The house sits on a spacious lot that could fit a few private cars during parties. Now the problem began when the father paid someone to cut branches of an old tree because its twigs and leaves kept falling down on their swimming pool. That had meant cleaning the pool more often than usual. This tree planted its roots on a large deep river, its trunk tall and fat, its wide dark branches overreaching. It was supposed to be a simple cut-and-clean job. Except that it wasn’t an ordinary tree. It was a balete tree.

In the Visayas, the mid-section of the Philippines, where Cebu is, balete trees are considered as dwellings of supernatural beings or environmental spirits, locally known as engkantos. From the genus Ficus, some of these trees are “known as strangler figs wherein they start upon other trees, later entrapping them entirely and finally killing the host tree” (en.wikipedia.org). They are both feared and revered. In fact, a balete tree is one of the enchanted places where a sorcerer go to communicate with a spirit who assists him in his practice of malign magic (thegreencloud.wordpress.com).

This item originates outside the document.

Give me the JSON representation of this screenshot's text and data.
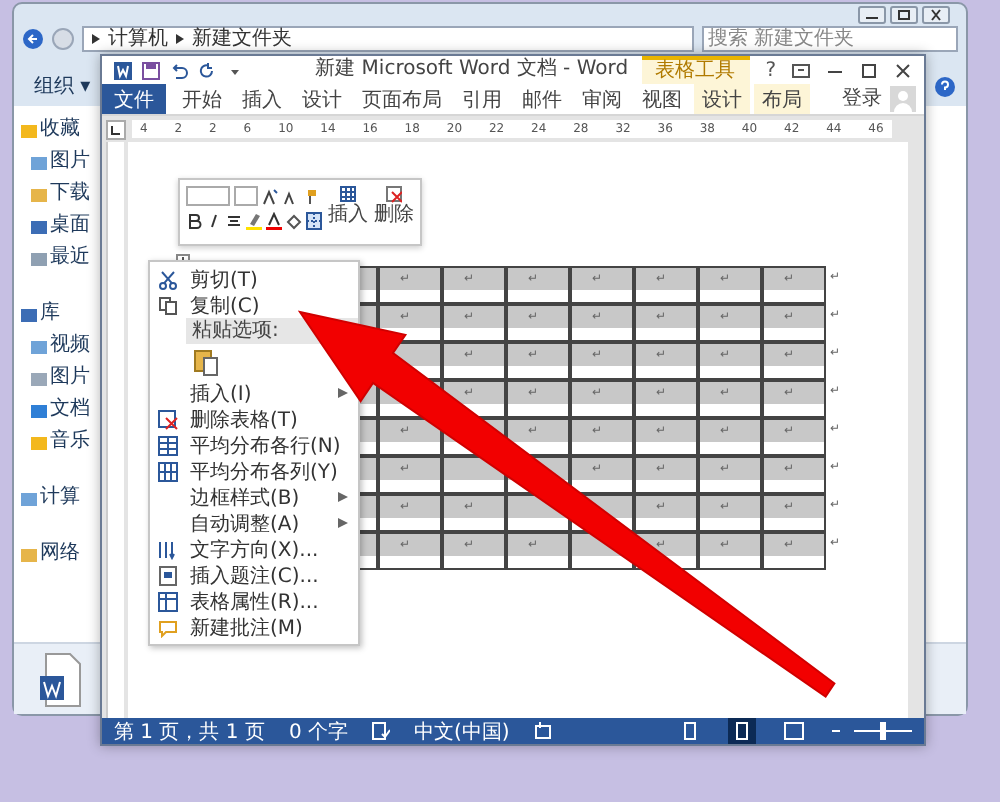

Think of the garbage collectors, then segregate

solid waste management in Cebu
CEBU CITY, Philippines — When you hear that persistent clanging of a small bell outside your house, you would know that the garbage truck has just arrived. When you put out your trash, you often see the driver resting in his seat and a couple of loaders who have to segregate your trash for you but are ill-equipped to do so. And yet some families turn a blind eye to the effects of their poor solid waste management at home.

This is a common scene in some parts of Cebu, including Barangay Mabolo in Cebu City. For an unpublished undergraduate thesis as a requirement for their graduation at St. Theresa’s College-Cebu, three students explore a sad, if not ugly, side of solid waste management in Barangay Mabolo. Before their thesis submission in November 2015, Mary Mae Rias, Romayne Danielle Rivera and Kristina Jewel Sotto observed and interviewed nine garbage collectors, all members of the barangay’s Clean and Green Sanitation Committee, whose work is mainly garbage and waste collection. Following a qualitative research design, they discovered for themselves the working conditions and health risks of these project-based garbage collectors who are also called loaders.

Here are some lessons I have acquired reading through their great work and advising them in the process. These lessons are also action plans you can adopt for your own barangay’s hardworking garbage collectors.


Adam & Faye - The Wedding

Adam studied the church’s altar. It was drowned with white roses. But there was enough glint of gold to provoke him into introspection. The gold looked real, shaped into houses that sheltered human representations of the Holy Trinity. Adam was awestruck. It looked like how men would think of heaven, while loud organ music harped in the background, the white roses like clouds at the feet of the divine figures whose hands reached out quite kindly but whose cold eyes looked like they are passing strict judgment. Adam himself suddenly felt judged, his heart wanting to question his predicament, his mind working doubly hard to move his body according to rationality. All he could do at the moment was sigh deeply.

Adam felt someone nudged him and when he turned to him, Ovid, his best friend and best man, signaled a head to the far end of the aisle. Adam followed his line of sight and saw his bride slowly coming toward him. The crowd stood up and clapped. He had heard of stories about grooms crying with joy upon the sight of their brides. For Adam, there was nothing. Just a tad impatient; he simply wanted to get this wedding over with. Years in the hospitality business compelled him to make the natural smiling expression expected of him. The smile today, though, felt a notch heavier.

His bride, Faye, accompanied by her parents, finally reached his side. He shook hands with his in-laws and guided her to their seat before the heavenly altar. He glanced at her. To his surprise, she looked serene and happy.